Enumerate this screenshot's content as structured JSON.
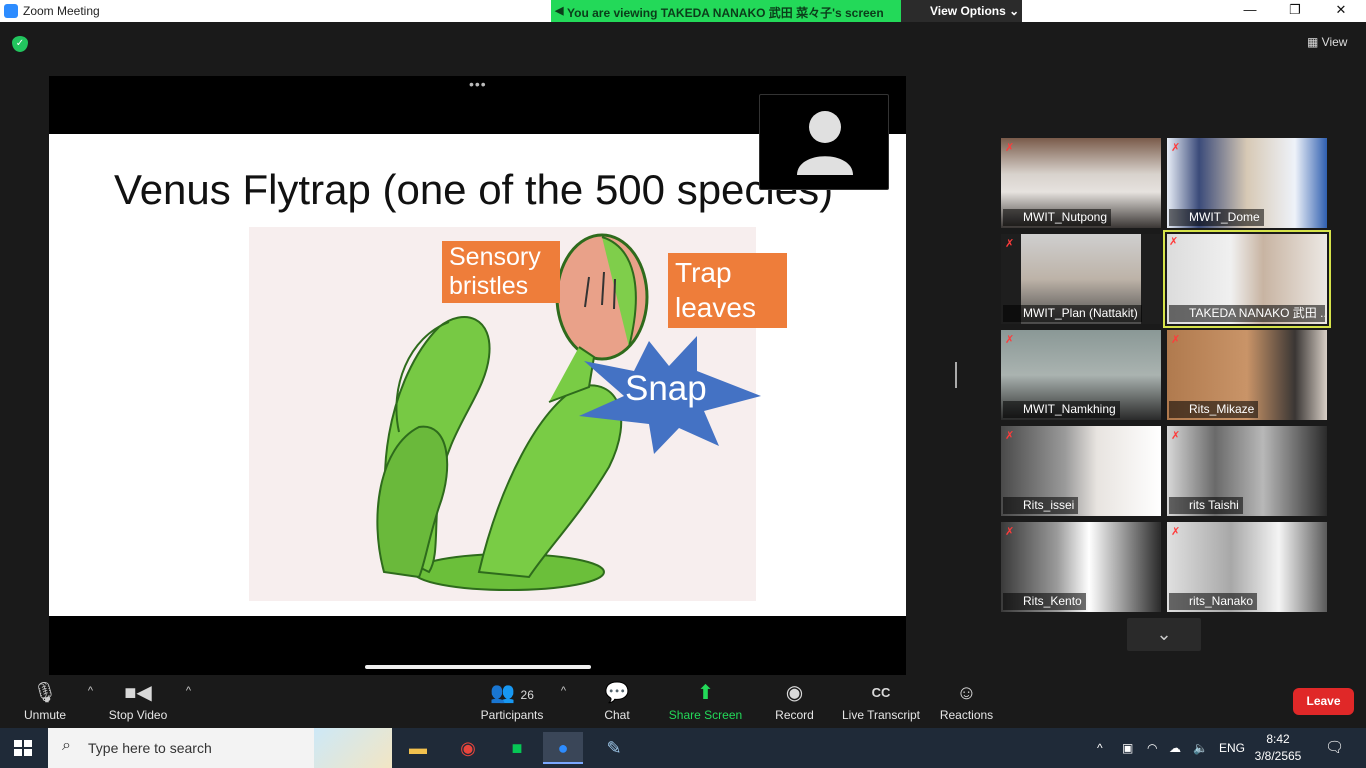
{
  "window": {
    "title": "Zoom Meeting",
    "banner": "You are viewing TAKEDA NANAKO 武田 菜々子's screen",
    "view_options": "View Options",
    "minimize": "—",
    "restore": "❐",
    "close": "✕",
    "view_label": "View"
  },
  "slide": {
    "title": "Venus Flytrap (one of the 500 species)",
    "label_sensory": "Sensory bristles",
    "label_trap": "Trap leaves",
    "label_snap": "Snap"
  },
  "participants": [
    {
      "name": "MWIT_Nutpong"
    },
    {
      "name": "MWIT_Dome"
    },
    {
      "name": "MWIT_Plan (Nattakit)"
    },
    {
      "name": "TAKEDA NANAKO 武田 ..."
    },
    {
      "name": "MWIT_Namkhing"
    },
    {
      "name": "Rits_Mikaze"
    },
    {
      "name": "Rits_issei"
    },
    {
      "name": "rits Taishi"
    },
    {
      "name": "Rits_Kento"
    },
    {
      "name": "rits_Nanako"
    }
  ],
  "toolbar": {
    "unmute": "Unmute",
    "stop_video": "Stop Video",
    "participants_label": "Participants",
    "participants_count": "26",
    "chat": "Chat",
    "share_screen": "Share Screen",
    "record": "Record",
    "live_transcript": "Live Transcript",
    "reactions": "Reactions",
    "leave": "Leave"
  },
  "taskbar": {
    "search_placeholder": "Type here to search",
    "language": "ENG",
    "time": "8:42",
    "date": "3/8/2565"
  }
}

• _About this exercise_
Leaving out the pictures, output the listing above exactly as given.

• _Exercise result_
Enumerate this screenshot's content as structured JSON.
{
  "window": {
    "title": "Zoom Meeting",
    "banner": "You are viewing TAKEDA NANAKO 武田 菜々子's screen",
    "view_options": "View Options",
    "minimize": "—",
    "restore": "❐",
    "close": "✕",
    "view_label": "View"
  },
  "slide": {
    "title": "Venus Flytrap (one of the 500 species)",
    "label_sensory": "Sensory bristles",
    "label_trap": "Trap leaves",
    "label_snap": "Snap"
  },
  "participants": [
    {
      "name": "MWIT_Nutpong"
    },
    {
      "name": "MWIT_Dome"
    },
    {
      "name": "MWIT_Plan (Nattakit)"
    },
    {
      "name": "TAKEDA NANAKO 武田 ..."
    },
    {
      "name": "MWIT_Namkhing"
    },
    {
      "name": "Rits_Mikaze"
    },
    {
      "name": "Rits_issei"
    },
    {
      "name": "rits Taishi"
    },
    {
      "name": "Rits_Kento"
    },
    {
      "name": "rits_Nanako"
    }
  ],
  "toolbar": {
    "unmute": "Unmute",
    "stop_video": "Stop Video",
    "participants_label": "Participants",
    "participants_count": "26",
    "chat": "Chat",
    "share_screen": "Share Screen",
    "record": "Record",
    "live_transcript": "Live Transcript",
    "reactions": "Reactions",
    "leave": "Leave"
  },
  "taskbar": {
    "search_placeholder": "Type here to search",
    "language": "ENG",
    "time": "8:42",
    "date": "3/8/2565"
  }
}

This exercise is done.